A shorter pilgrimage option is the Camino Finisterre.
Traditionally the walk to Finisterre, on the Galician coast in north-western Spain, was seen as the completion of the Camino de Santiago. At 87km long, the Camino Finisterre offers a wonderful shorter pilgrimage walk of three to four days and could be a holiday on its own or part of another walking vacation to the area, such as an extension of the Camino Frances. The Camino Finisterre follows quiet country paths and boasts superb views.
The Camino Ingles offers six days of walking.
The Camino Ingles route starts at Ferrol on the Galician coast and journeys over some six days of walking to reach Santiago a Compostela. It offers a fantastic alternative walk into Santiago and is a superb way to gain your Compostela certificate away from the crowds.
Via del Plata
If you are looking for a longer alternative to the most famous Camino, there is the Via del Plata.
The Via de la Plata is one of the longest alternatives to the Camino Francés. The route begins in Seville and is a 1000km journey to Santiago de Compostela. Of course, there are many shorter “stage” options that can be completed over one or two weeks. The route offers the pilgrim a long and secluded walk from Andalucía to the very north of Spain in Galicia. Once at Astorga in Galicia, it joins the Camino Francés where it is another 100km to Santiago de Compostela. Highlights include walking on parts of an exposed Roman road and passing by many historic Roman monuments.
Camino Le Puy Way
Le Puy Way through rural France.
The Camino Le Puy Way is a pilgrim's route through France from Le Puy to St Jean Pied de Port, where it joins the Camino de Santiago “French Way” to Santiago de Compostela.
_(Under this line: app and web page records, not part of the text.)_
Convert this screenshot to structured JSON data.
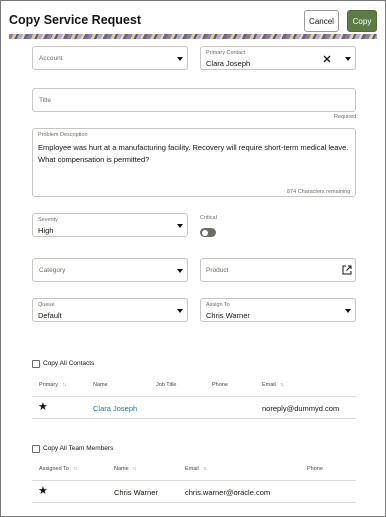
{
  "header": {
    "title": "Copy Service Request",
    "cancel_label": "Cancel",
    "copy_label": "Copy"
  },
  "form": {
    "account": {
      "placeholder": "Account"
    },
    "primary_contact": {
      "label": "Primary Contact",
      "value": "Clara Joseph"
    },
    "title": {
      "placeholder": "Title",
      "required_text": "Required"
    },
    "problem_description": {
      "label": "Problem Description",
      "value": "Employee was hurt at a manufacturing facility. Recovery will require short-term medical leave. What compensation is permitted?",
      "chars_remaining": "874 Characters remaining"
    },
    "severity": {
      "label": "Severity",
      "value": "High"
    },
    "critical": {
      "label": "Critical",
      "on": false
    },
    "category": {
      "placeholder": "Category"
    },
    "product": {
      "placeholder": "Product"
    },
    "queue": {
      "label": "Queue",
      "value": "Default"
    },
    "assign_to": {
      "label": "Assign To",
      "value": "Chris Warner"
    }
  },
  "contacts": {
    "checkbox_label": "Copy All Contacts",
    "columns": [
      "Primary",
      "Name",
      "Job Title",
      "Phone",
      "Email"
    ],
    "rows": [
      {
        "primary": true,
        "name": "Clara Joseph",
        "job_title": "",
        "phone": "",
        "email": "noreply@dummyd.com"
      }
    ]
  },
  "team_members": {
    "checkbox_label": "Copy All Team Members",
    "columns": [
      "Assigned To",
      "Name",
      "Email",
      "Phone"
    ],
    "rows": [
      {
        "assigned": true,
        "name": "Chris Warner",
        "email": "chris.warner@oracle.com",
        "phone": ""
      }
    ]
  },
  "icons": {
    "clear": "close-icon",
    "dropdown": "chevron-down-icon",
    "open": "open-external-icon",
    "sort": "sort-arrows-icon",
    "star": "star-icon"
  },
  "colors": {
    "accent": "#5d7a47",
    "link": "#227c9d"
  }
}
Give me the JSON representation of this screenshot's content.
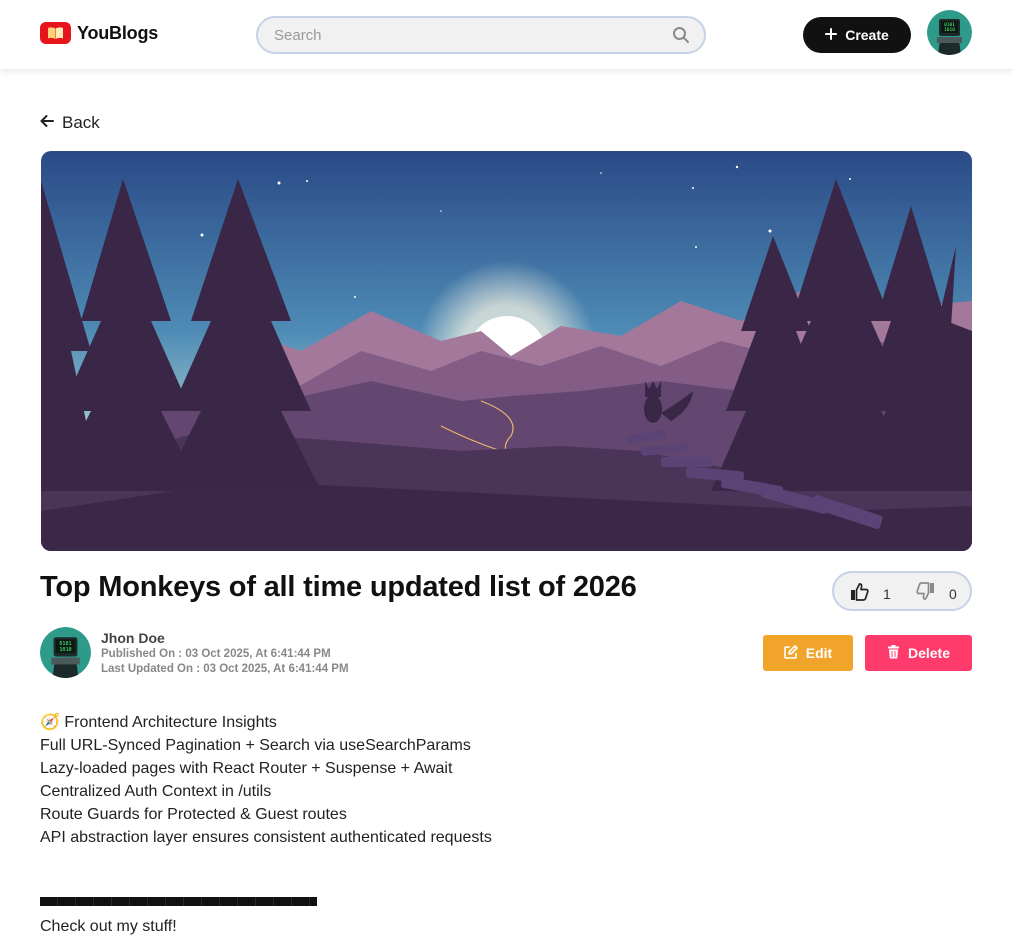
{
  "header": {
    "brand": "YouBlogs",
    "search_placeholder": "Search",
    "create_label": "Create"
  },
  "nav": {
    "back_label": "Back"
  },
  "post": {
    "title": "Top Monkeys of all time updated list of 2026",
    "likes": "1",
    "dislikes": "0",
    "author": "Jhon Doe",
    "published": "Published On : 03 Oct 2025, At 6:41:44 PM",
    "updated": "Last Updated On : 03 Oct 2025, At 6:41:44 PM",
    "edit_label": "Edit",
    "delete_label": "Delete",
    "body_lines": [
      "🧭 Frontend Architecture Insights",
      "Full URL-Synced Pagination + Search via useSearchParams",
      "Lazy-loaded pages with React Router + Suspense + Await",
      "Centralized Auth Context in /utils",
      "Route Guards for Protected & Guest routes",
      "API abstraction layer ensures consistent authenticated requests"
    ],
    "footer_text": "Check out my stuff!"
  },
  "colors": {
    "brand_red": "#e8141c",
    "edit": "#f0a52a",
    "delete": "#ff3b6b",
    "create": "#111111"
  }
}
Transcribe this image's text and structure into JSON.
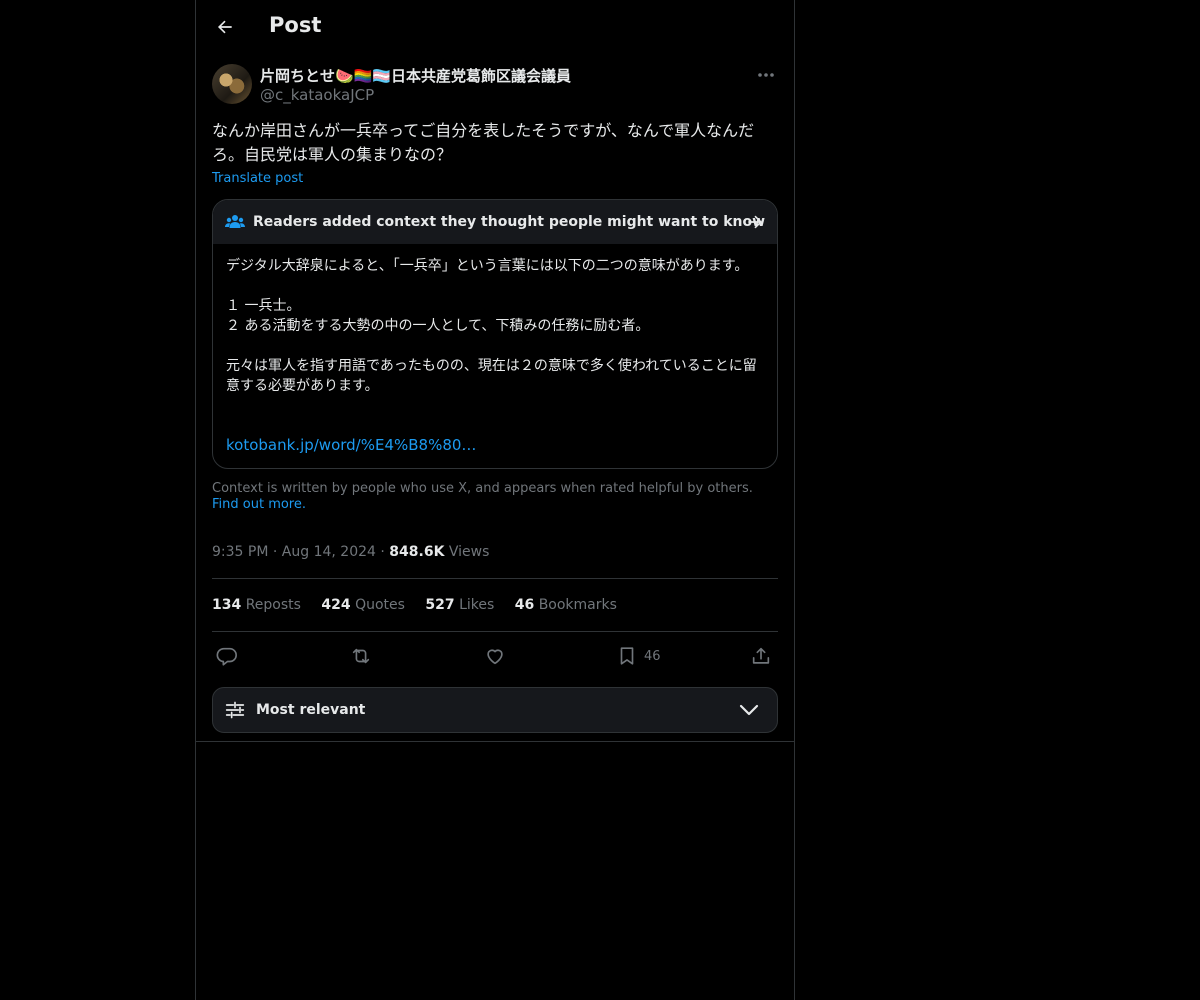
{
  "header": {
    "title": "Post"
  },
  "author": {
    "name": "片岡ちとせ🍉🏳️‍🌈🏳️‍⚧️日本共産党葛飾区議会議員",
    "handle": "@c_kataokaJCP"
  },
  "post": {
    "text": "なんか岸田さんが一兵卒ってご自分を表したそうですが、なんで軍人なんだろ。自民党は軍人の集まりなの？",
    "translate_label": "Translate post"
  },
  "community_note": {
    "title": "Readers added context they thought people might want to know",
    "body": "デジタル大辞泉によると、「一兵卒」という言葉には以下の二つの意味があります。\n\n１ 一兵士。\n２ ある活動をする大勢の中の一人として、下積みの任務に励む者。\n\n元々は軍人を指す用語であったものの、現在は２の意味で多く使われていることに留意する必要があります。",
    "link": "kotobank.jp/word/%E4%B8%80…",
    "footer": "Context is written by people who use X, and appears when rated helpful by others.",
    "footer_link": "Find out more."
  },
  "meta": {
    "time": "9:35 PM",
    "date": "Aug 14, 2024",
    "views_count": "848.6K",
    "views_label": "Views"
  },
  "stats": {
    "reposts_count": "134",
    "reposts_label": "Reposts",
    "quotes_count": "424",
    "quotes_label": "Quotes",
    "likes_count": "527",
    "likes_label": "Likes",
    "bookmarks_count": "46",
    "bookmarks_label": "Bookmarks"
  },
  "actions": {
    "bookmark_count": "46"
  },
  "sort": {
    "label": "Most relevant"
  },
  "colors": {
    "accent": "#1d9bf0",
    "muted": "#71767b",
    "border": "#2f3336"
  },
  "icons": [
    "back-arrow-icon",
    "more-icon",
    "people-icon",
    "arrow-right-icon",
    "reply-icon",
    "repost-icon",
    "like-icon",
    "bookmark-icon",
    "share-icon",
    "sliders-icon",
    "chevron-down-icon"
  ]
}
This is another “classic” pilgrimage route through gorgeous rural France. The full route would take walkers around 38 days although why not think about walking one of six stages of around a week each? You can always come back to walk another stage on a different holiday.
The second most journeyed Camino - the Camino Portugés
The Camino Portugés is the second most journeyed Camino. Officially starting in Lisbon, it is a 615km walk to Santiago de Compostela. Walking the Camino Portugés would take around a month to complete. Alternatively, if you start at Porto it’s 239km to Santiago, which significantly shortens the length of this route. The popularity of this route increases at the town of Tui, on the Galician-Portuguese border, because it is the last town where you can start the Camino Portugés and gain a Compostela in Santiago. The almost entirely flat route is a dramatic contrast with the other Camino routes, which tend to be hillier. It’s also the most suitable Camino for cyclists because most of the route is on minor roads.
Walk to Rome on the Via Francigena.
The Via Francigena is an ancient pilgrimage trail from Canterbury in England to Rome in Italy. It has been a pilgrimage route since medieval times and has enjoyed a recent revival since the Via Francigena was designated a European Cultural Route by the Council of Europe in 1994. The Via Francigena also gained popularity when it was featured in Simon Reeve's 2013 BBC documentary "Pilgrimage". Like the Camino de Santiago, the Via Francigena is a classic pilgrim's trail. Via Francigena would need to be walked over a number of different week-long stages, although the most popular is the final stage from Montefiascone to Rome. Perhaps your toughest decision is choosing which Camino to walk first.